counting a number of times that each computed prosodic feature or sequence of a number of prosodic features falls into each of the plurality of bins during the given speech signal, to produce a plurality of counts; and
constructing the single signal-level vector in accordance with those of the plurality of counts that correspond to those of the plurality of bins for which a corresponding count is higher than a given threshold.

35. The computer readable medium of claim 33, wherein the transforming comprises:

training a plurality of background models for a plurality of tokens, each token comprising a subsets of at least one of: features or regions;
obtaining a measure of a distance of the given speech signal with respect to each of the plurality of background models; and
concatenating the obtained distances for each token to form the single signal-level vector.

36. The computer readable medium of claim 35, wherein the plurality of background models correspond to a plurality of Gaussian mixture models, each of the plurality of tokens corresponds to a {prosodic feature group, pause/non-pause pattern} pair, and each of the measures of distance is given by a posterior probability of Gaussians in the plurality of Gaussian mixture models.

37. The computer readable medium of claim 24, wherein at least one of the at least two modeling systems supports noise robust modeling.

38. The computer readable medium of claim 37, wherein the noise robust modeling comprises:

estimating a clean speech waveform from the given speech signal;
extracting speech segments from the estimated clean speech waveform; and
scoring selected frames of the extracted speech segments in accordance with the at least two modeling systems.

39. The computer readable medium of claim 38, wherein the estimating comprises:

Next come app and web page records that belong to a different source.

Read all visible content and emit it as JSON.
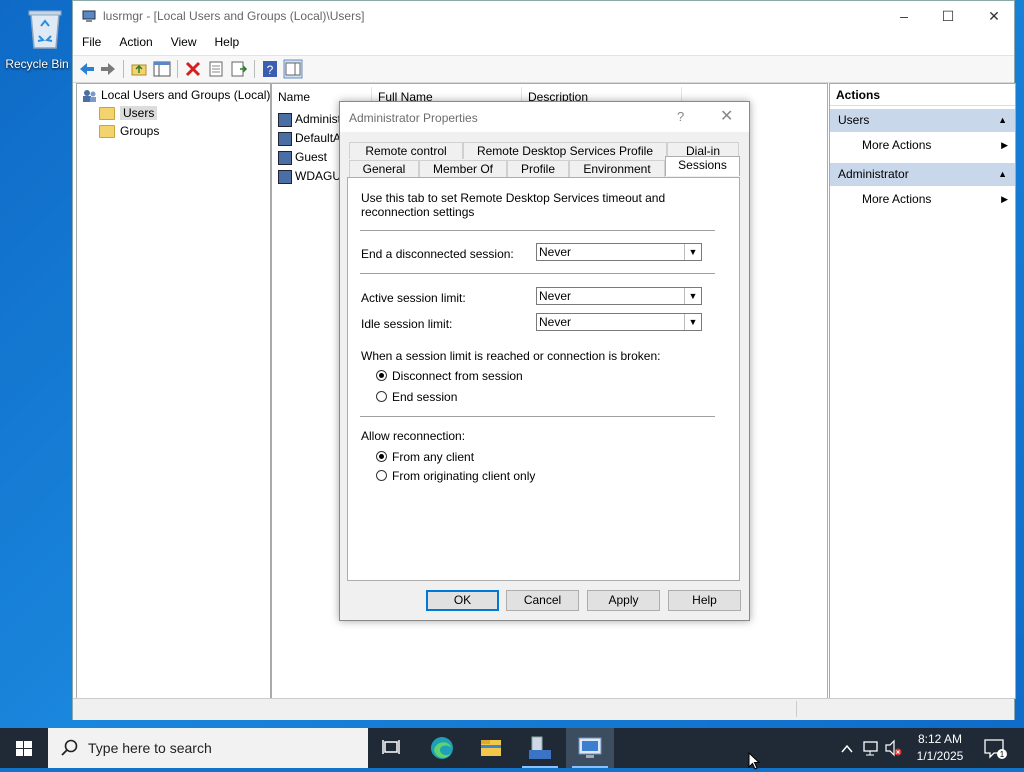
{
  "desktop": {
    "recycle_bin_label": "Recycle Bin"
  },
  "window": {
    "title": "lusrmgr - [Local Users and Groups (Local)\\Users]",
    "menu": [
      "File",
      "Action",
      "View",
      "Help"
    ],
    "tree": {
      "root": "Local Users and Groups (Local)",
      "items": [
        "Users",
        "Groups"
      ]
    },
    "list": {
      "columns": [
        "Name",
        "Full Name",
        "Description"
      ],
      "rows": [
        "Administ",
        "DefaultA",
        "Guest",
        "WDAGU"
      ]
    },
    "actions": {
      "header": "Actions",
      "sections": [
        {
          "title": "Users",
          "item": "More Actions"
        },
        {
          "title": "Administrator",
          "item": "More Actions"
        }
      ]
    }
  },
  "dialog": {
    "title": "Administrator Properties",
    "help_glyph": "?",
    "tabs_row1": [
      "Remote control",
      "Remote Desktop Services Profile",
      "Dial-in"
    ],
    "tabs_row2": [
      "General",
      "Member Of",
      "Profile",
      "Environment",
      "Sessions"
    ],
    "intro": "Use this tab to set Remote Desktop Services timeout and reconnection settings",
    "end_disconnected_label": "End a disconnected session:",
    "end_disconnected_value": "Never",
    "active_limit_label": "Active session limit:",
    "active_limit_value": "Never",
    "idle_limit_label": "Idle session limit:",
    "idle_limit_value": "Never",
    "limit_reached_label": "When a session limit is reached or connection is broken:",
    "radio_disconnect": "Disconnect from session",
    "radio_end": "End session",
    "allow_reconnection_label": "Allow reconnection:",
    "radio_any_client": "From any client",
    "radio_originating": "From originating client only",
    "buttons": {
      "ok": "OK",
      "cancel": "Cancel",
      "apply": "Apply",
      "help": "Help"
    }
  },
  "taskbar": {
    "search_placeholder": "Type here to search",
    "time": "8:12 AM",
    "date": "1/1/2025"
  }
}
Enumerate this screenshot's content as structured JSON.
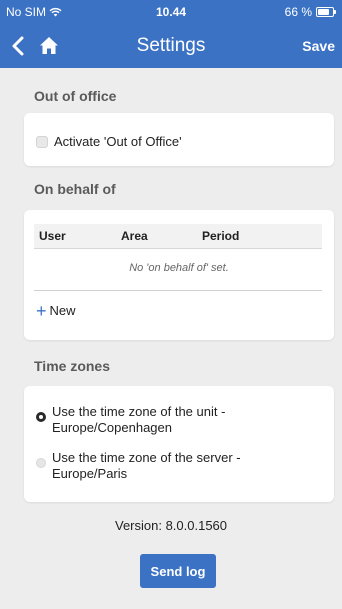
{
  "status_bar": {
    "carrier": "No SIM",
    "time": "10.44",
    "battery": "66 %"
  },
  "nav": {
    "title": "Settings",
    "save_label": "Save"
  },
  "out_of_office": {
    "section_label": "Out of office",
    "checkbox_label": "Activate 'Out of Office'",
    "checked": false
  },
  "on_behalf_of": {
    "section_label": "On behalf of",
    "columns": [
      "User",
      "Area",
      "Period"
    ],
    "empty_message": "No 'on behalf of' set.",
    "new_label": "New"
  },
  "time_zones": {
    "section_label": "Time zones",
    "options": [
      {
        "line1": "Use the time zone of the unit -",
        "line2": "Europe/Copenhagen",
        "selected": true
      },
      {
        "line1": "Use the time zone of the server -",
        "line2": "Europe/Paris",
        "selected": false
      }
    ]
  },
  "footer": {
    "version": "Version: 8.0.0.1560",
    "send_log_label": "Send log"
  },
  "colors": {
    "accent": "#3b72c4",
    "background": "#ededed"
  }
}
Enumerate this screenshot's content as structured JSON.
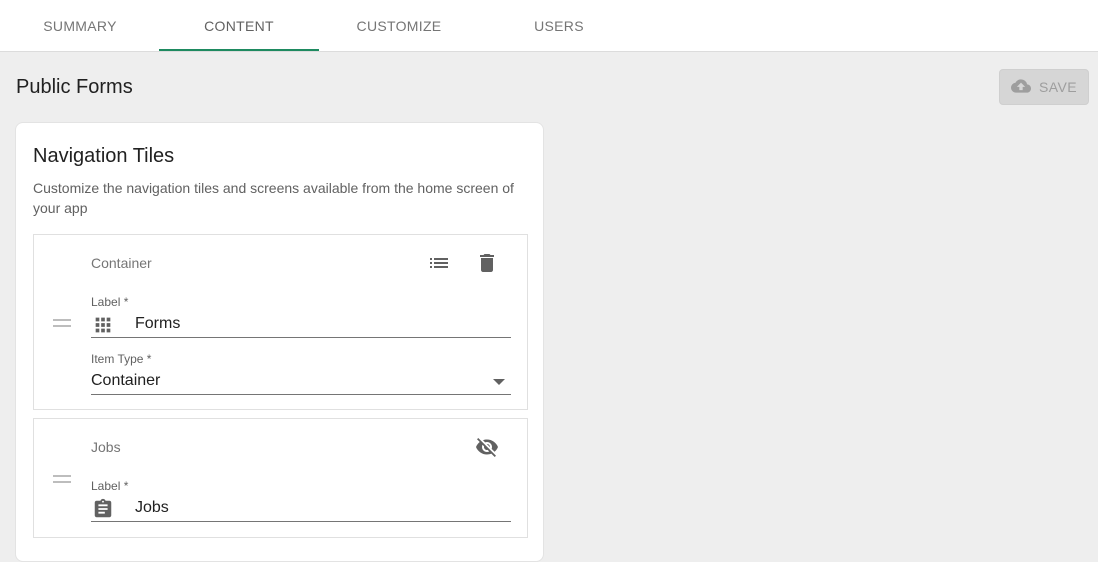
{
  "tabs": [
    {
      "label": "SUMMARY",
      "active": false
    },
    {
      "label": "CONTENT",
      "active": true
    },
    {
      "label": "CUSTOMIZE",
      "active": false
    },
    {
      "label": "USERS",
      "active": false
    }
  ],
  "colors": {
    "accent": "#1e8a60",
    "background": "#eeeeee",
    "disabled": "#9e9e9e"
  },
  "page": {
    "title": "Public Forms",
    "save_label": "SAVE",
    "save_icon": "cloud-upload-icon",
    "save_disabled": true
  },
  "card": {
    "title": "Navigation Tiles",
    "description": "Customize the navigation tiles and screens available from the home screen of your app",
    "tiles": [
      {
        "name": "Container",
        "actions": [
          "list-icon",
          "delete-icon"
        ],
        "label_field": {
          "label": "Label *",
          "value": "Forms",
          "icon": "apps-grid-icon"
        },
        "type_field": {
          "label": "Item Type *",
          "value": "Container"
        }
      },
      {
        "name": "Jobs",
        "actions": [
          "visibility-off-icon"
        ],
        "label_field": {
          "label": "Label *",
          "value": "Jobs",
          "icon": "clipboard-icon"
        }
      }
    ]
  }
}
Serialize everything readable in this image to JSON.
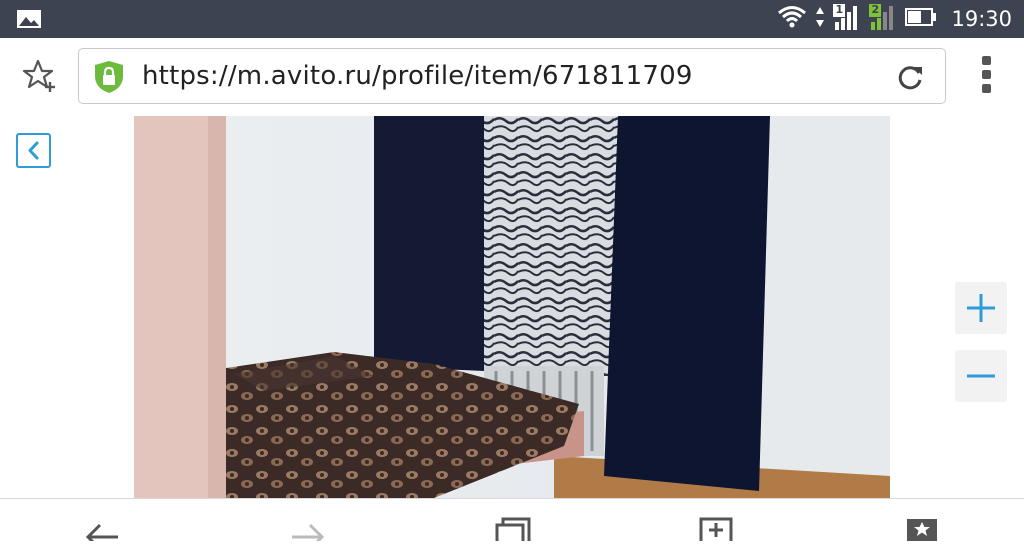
{
  "status_bar": {
    "gallery_icon": "image-icon",
    "wifi_icon": "wifi-icon",
    "sim1_label": "1",
    "sim2_label": "2",
    "battery_icon": "battery-icon",
    "time": "19:30"
  },
  "toolbar": {
    "bookmark_add_icon": "star-plus-icon",
    "secure_icon": "lock-shield-icon",
    "url": "https://m.avito.ru/profile/item/671811709",
    "reload_icon": "reload-icon",
    "menu_icon": "more-vertical-icon"
  },
  "content": {
    "back_icon": "chevron-left-icon",
    "photo_subject": "bedroom-photo",
    "zoom_in_icon": "plus-icon",
    "zoom_out_icon": "minus-icon"
  },
  "bottom_nav": {
    "items": [
      "back-arrow-icon",
      "forward-arrow-icon",
      "tabs-icon",
      "save-page-icon",
      "bookmarks-icon"
    ]
  },
  "colors": {
    "status_bar": "#3d4350",
    "accent": "#2f9bd9",
    "lock_green": "#6cbb3c"
  }
}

marking frames of the given speech signal as speech or non-speech;
estimating a noise spectrum as an average spectrum from the frames marked as non-speech; and
applying Wiener filtering to the given speech signal, in accordance with the estimated noise spectrum.

40. The computer readable medium of claim 22, wherein the combining is performed by a combiner support vector machine.

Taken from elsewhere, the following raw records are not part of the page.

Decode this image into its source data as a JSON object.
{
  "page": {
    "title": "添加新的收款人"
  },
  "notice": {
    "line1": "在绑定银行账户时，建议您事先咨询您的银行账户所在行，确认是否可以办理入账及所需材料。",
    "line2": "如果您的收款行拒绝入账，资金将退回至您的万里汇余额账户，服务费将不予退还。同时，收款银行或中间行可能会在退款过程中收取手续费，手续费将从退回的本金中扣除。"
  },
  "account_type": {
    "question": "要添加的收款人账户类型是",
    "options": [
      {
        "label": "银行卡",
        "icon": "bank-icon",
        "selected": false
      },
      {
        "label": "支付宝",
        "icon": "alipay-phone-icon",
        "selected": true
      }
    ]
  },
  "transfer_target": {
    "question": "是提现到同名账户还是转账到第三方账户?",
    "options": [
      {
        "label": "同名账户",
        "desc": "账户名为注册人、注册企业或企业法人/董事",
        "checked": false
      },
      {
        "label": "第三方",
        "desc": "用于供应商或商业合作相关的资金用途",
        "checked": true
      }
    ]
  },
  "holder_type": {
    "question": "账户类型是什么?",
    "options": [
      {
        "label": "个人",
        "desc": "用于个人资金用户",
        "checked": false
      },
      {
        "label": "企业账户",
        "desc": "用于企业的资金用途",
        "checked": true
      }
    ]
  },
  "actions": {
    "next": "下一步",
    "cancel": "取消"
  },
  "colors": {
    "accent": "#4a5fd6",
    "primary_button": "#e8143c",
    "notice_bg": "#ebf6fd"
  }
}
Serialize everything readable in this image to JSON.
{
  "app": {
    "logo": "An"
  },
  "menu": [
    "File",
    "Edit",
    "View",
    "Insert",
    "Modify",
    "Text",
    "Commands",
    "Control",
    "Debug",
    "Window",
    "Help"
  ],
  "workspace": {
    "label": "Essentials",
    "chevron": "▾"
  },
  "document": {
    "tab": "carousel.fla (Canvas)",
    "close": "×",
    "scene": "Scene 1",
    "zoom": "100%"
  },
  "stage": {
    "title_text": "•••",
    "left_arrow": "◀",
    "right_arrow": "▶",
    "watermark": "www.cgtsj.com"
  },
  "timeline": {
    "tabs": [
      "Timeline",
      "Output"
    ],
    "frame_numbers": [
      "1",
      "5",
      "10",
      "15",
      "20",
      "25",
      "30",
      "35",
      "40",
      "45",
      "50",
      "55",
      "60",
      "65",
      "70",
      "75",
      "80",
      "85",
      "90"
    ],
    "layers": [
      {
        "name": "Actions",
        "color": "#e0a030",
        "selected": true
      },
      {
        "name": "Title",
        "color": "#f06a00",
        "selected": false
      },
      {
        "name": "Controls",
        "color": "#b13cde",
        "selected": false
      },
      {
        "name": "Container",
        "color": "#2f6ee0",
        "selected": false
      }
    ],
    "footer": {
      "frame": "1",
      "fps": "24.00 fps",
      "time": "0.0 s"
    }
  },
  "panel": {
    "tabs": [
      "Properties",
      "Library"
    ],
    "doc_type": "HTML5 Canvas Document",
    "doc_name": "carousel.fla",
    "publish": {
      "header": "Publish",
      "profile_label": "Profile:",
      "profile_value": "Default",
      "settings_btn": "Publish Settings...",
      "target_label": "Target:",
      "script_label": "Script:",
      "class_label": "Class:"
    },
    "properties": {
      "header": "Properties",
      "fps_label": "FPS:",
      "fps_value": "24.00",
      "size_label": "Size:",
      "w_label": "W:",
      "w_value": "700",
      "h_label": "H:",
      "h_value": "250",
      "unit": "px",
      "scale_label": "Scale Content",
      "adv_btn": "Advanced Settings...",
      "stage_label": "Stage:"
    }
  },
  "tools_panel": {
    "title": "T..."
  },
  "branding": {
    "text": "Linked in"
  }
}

41. The computer readable medium of claim 22, wherein the support vector machine uses a linear kernel.

42. The computer readable medium of claim 22, wherein the support vector machine operates under a cost function that makes false rejection more costly than false acceptance.

43. Apparatus for determining whether a given speech signal is produced by an alleged speaker, where a plurality of statistical models have been produced for the alleged speaker based on a previous speech signal received from the alleged speaker, the plurality of statistical models including at least one support vector machine, the apparatus comprising:

means for receiving the given speech signal, the speech signal representing an utterance made by a speaker claiming to be the alleged speaker;
means for scoring the given speech signal using at least two modeling systems, at least one of the at least two modeling systems being a support vector machine;
means for combining scores produced by the at least two modeling systems, with equal weights, to produce a final score;
means for determining, in accordance with the final score, whether the speaker is likely the alleged speaker; and
outputting the determination for further use.
Patent History
Publication number: 20080010065
Type: Application
Filed: Jun 5, 2007
Publication Date: Jan 10, 2008
Inventors: Harry BRATT (Mountain View, CA), Luciana Ferrer (Palo Alto, CA), Martin Graciarena (Menlo Park, CA), Sachin Kajarekar (Mountain View, CA), Elizabeth Shriberg (Berkeley, CA), Mustafa Sonmez (Menlo Park, CA), Andreas Stolcke (Berkeley, CA), Gokhan Tur (Fremont, CA), Anand Venkataraman (Palo Alto, CA)
Application Number: 11/758,650
Classifications
Current U.S. Class: 704/246.000; Assessment Or Evaluation Of Speech Recognition Systems (epo) (704/E15.002)
International Classification: G10L 17/00 (20060101);